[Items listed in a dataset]
■ ■ ■
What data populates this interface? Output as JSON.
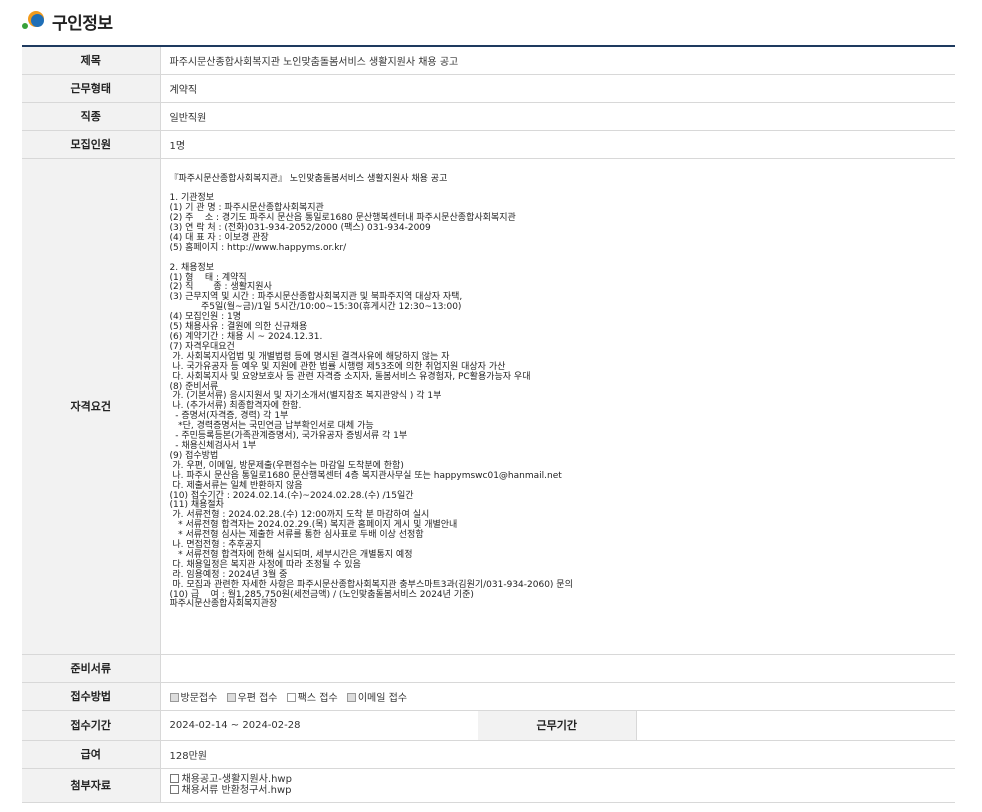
{
  "page": {
    "title": "구인정보"
  },
  "rows": {
    "subject": {
      "label": "제목",
      "value": "파주시문산종합사회복지관 노인맞춤돌봄서비스 생활지원사 채용 공고"
    },
    "employment_type": {
      "label": "근무형태",
      "value": "계약직"
    },
    "job_type": {
      "label": "직종",
      "value": "일반직원"
    },
    "headcount": {
      "label": "모집인원",
      "value": "1명"
    },
    "requirements": {
      "label": "자격요건",
      "text": "『파주시문산종합사회복지관』 노인맞춤돌봄서비스 생활지원사 채용 공고\n\n1. 기관정보\n(1) 기 관 명 : 파주시문산종합사회복지관\n(2) 주    소 : 경기도 파주시 문산읍 통일로1680 문산행복센터내 파주시문산종합사회복지관\n(3) 연 락 처 : (전화)031-934-2052/2000 (팩스) 031-934-2009\n(4) 대 표 자 : 이보경 관장\n(5) 홈페이지 : http://www.happyms.or.kr/\n\n2. 채용정보\n(1) 형    태 : 계약직\n(2) 직       종 : 생활지원사\n(3) 근무지역 및 시간 : 파주시문산종합사회복지관 및 북파주지역 대상자 자택,\n           주5일(월~금)/1일 5시간/10:00~15:30(휴게시간 12:30~13:00)\n(4) 모집인원 : 1명\n(5) 채용사유 : 결원에 의한 신규채용\n(6) 계약기간 : 채용 시 ~ 2024.12.31.\n(7) 자격우대요건\n 가. 사회복지사업법 및 개별법령 등에 명시된 결격사유에 해당하지 않는 자\n 나. 국가유공자 등 예우 및 지원에 관한 법률 시행령 제53조에 의한 취업지원 대상자 가산\n 다. 사회복지사 및 요양보호사 등 관련 자격증 소지자, 돌봄서비스 유경험자, PC활용가능자 우대\n(8) 준비서류\n 가. (기본서류) 응시지원서 및 자기소개서(별지참조 복지관양식 ) 각 1부\n 나. (추가서류) 최종합격자에 한함.\n  - 증명서(자격증, 경력) 각 1부\n   *단, 경력증명서는 국민연금 납부확인서로 대체 가능\n  - 주민등록등본(가족관계증명서), 국가유공자 증빙서류 각 1부\n  - 채용신체검사서 1부\n(9) 접수방법\n 가. 우편, 이메일, 방문제출(우편접수는 마감일 도착분에 한함)\n 나. 파주시 문산읍 통일로1680 문산행복센터 4층 복지관사무실 또는 happymswc01@hanmail.net\n 다. 제출서류는 일체 반환하지 않음\n(10) 접수기간 : 2024.02.14.(수)~2024.02.28.(수) /15일간\n(11) 채용절차\n 가. 서류전형 : 2024.02.28.(수) 12:00까지 도착 분 마감하여 실시\n   * 서류전형 합격자는 2024.02.29.(목) 복지관 홈페이지 게시 및 개별안내\n   * 서류전형 심사는 제출한 서류를 통한 심사표로 두배 이상 선정함\n 나. 면접전형 : 추후공지\n   * 서류전형 합격자에 한해 실시되며, 세부시간은 개별통지 예정\n 다. 채용일정은 복지관 사정에 따라 조정될 수 있음\n 라. 임용예정 : 2024년 3월 중\n 마. 모집과 관련한 자세한 사항은 파주시문산종합사회복지관 충부스마트3과(김원기/031-934-2060) 문의\n(10) 급    여 : 월1,285,750원(세전금액) / (노인맞춤돌봄서비스 2024년 기준)\n파주시문산종합사회복지관장"
    },
    "documents": {
      "label": "준비서류",
      "value": ""
    },
    "method": {
      "label": "접수방법",
      "options": [
        {
          "label": "방문접수",
          "checked": true
        },
        {
          "label": "우편 접수",
          "checked": true
        },
        {
          "label": "팩스 접수",
          "checked": false
        },
        {
          "label": "이메일 접수",
          "checked": true
        }
      ]
    },
    "period": {
      "label": "접수기간",
      "value": "2024-02-14 ~ 2024-02-28",
      "work_label": "근무기간",
      "work_value": ""
    },
    "salary": {
      "label": "급여",
      "value": "128만원"
    },
    "attachments": {
      "label": "첨부자료",
      "files": [
        "채용공고-생활지원사.hwp",
        "채용서류 반환청구서.hwp"
      ]
    }
  }
}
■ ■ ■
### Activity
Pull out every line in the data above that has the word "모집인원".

### Written answer
      "label": "모집인원",
      "text": "『파주시문산종합사회복지관』 노인맞춤돌봄서비스 생활지원사 채용 공고\n\n1. 기관정보\n(1) 기 관 명 : 파주시문산종합사회복지관\n(2) 주    소 : 경기도 파주시 문산읍 통일로1680 문산행복센터내 파주시문산종합사회복지관\n(3) 연 락 처 : (전화)031-934-2052/2000 (팩스) 031-934-2009\n(4) 대 표 자 : 이보경 관장\n(5) 홈페이지 : http://www.happyms.or.kr/\n\n2. 채용정보\n(1) 형    태 : 계약직\n(2) 직       종 : 생활지원사\n(3) 근무지역 및 시간 : 파주시문산종합사회복지관 및 북파주지역 대상자 자택,\n           주5일(월~금)/1일 5시간/10:00~15:30(휴게시간 12:30~13:00)\n(4) 모집인원 : 1명\n(5) 채용사유 : 결원에 의한 신규채용\n(6) 계약기간 : 채용 시 ~ 2024.12.31.\n(7) 자격우대요건\n 가. 사회복지사업법 및 개별법령 등에 명시된 결격사유에 해당하지 않는 자\n 나. 국가유공자 등 예우 및 지원에 관한 법률 시행령 제53조에 의한 취업지원 대상자 가산\n 다. 사회복지사 및 요양보호사 등 관련 자격증 소지자, 돌봄서비스 유경험자, PC활용가능자 우대\n(8) 준비서류\n 가. (기본서류) 응시지원서 및 자기소개서(별지참조 복지관양식 ) 각 1부\n 나. (추가서류) 최종합격자에 한함.\n  - 증명서(자격증, 경력) 각 1부\n   *단, 경력증명서는 국민연금 납부확인서로 대체 가능\n  - 주민등록등본(가족관계증명서), 국가유공자 증빙서류 각 1부\n  - 채용신체검사서 1부\n(9) 접수방법\n 가. 우편, 이메일, 방문제출(우편접수는 마감일 도착분에 한함)\n 나. 파주시 문산읍 통일로1680 문산행복센터 4층 복지관사무실 또는 happymswc01@hanmail.net\n 다. 제출서류는 일체 반환하지 않음\n(10) 접수기간 : 2024.02.14.(수)~2024.02.28.(수) /15일간\n(11) 채용절차\n 가. 서류전형 : 2024.02.28.(수) 12:00까지 도착 분 마감하여 실시\n   * 서류전형 합격자는 2024.02.29.(목) 복지관 홈페이지 게시 및 개별안내\n   * 서류전형 심사는 제출한 서류를 통한 심사표로 두배 이상 선정함\n 나. 면접전형 : 추후공지\n   * 서류전형 합격자에 한해 실시되며, 세부시간은 개별통지 예정\n 다. 채용일정은 복지관 사정에 따라 조정될 수 있음\n 라. 임용예정 : 2024년 3월 중\n 마. 모집과 관련한 자세한 사항은 파주시문산종합사회복지관 충부스마트3과(김원기/031-934-2060) 문의\n(10) 급    여 : 월1,285,750원(세전금액) / (노인맞춤돌봄서비스 2024년 기준)\n파주시문산종합사회복지관장"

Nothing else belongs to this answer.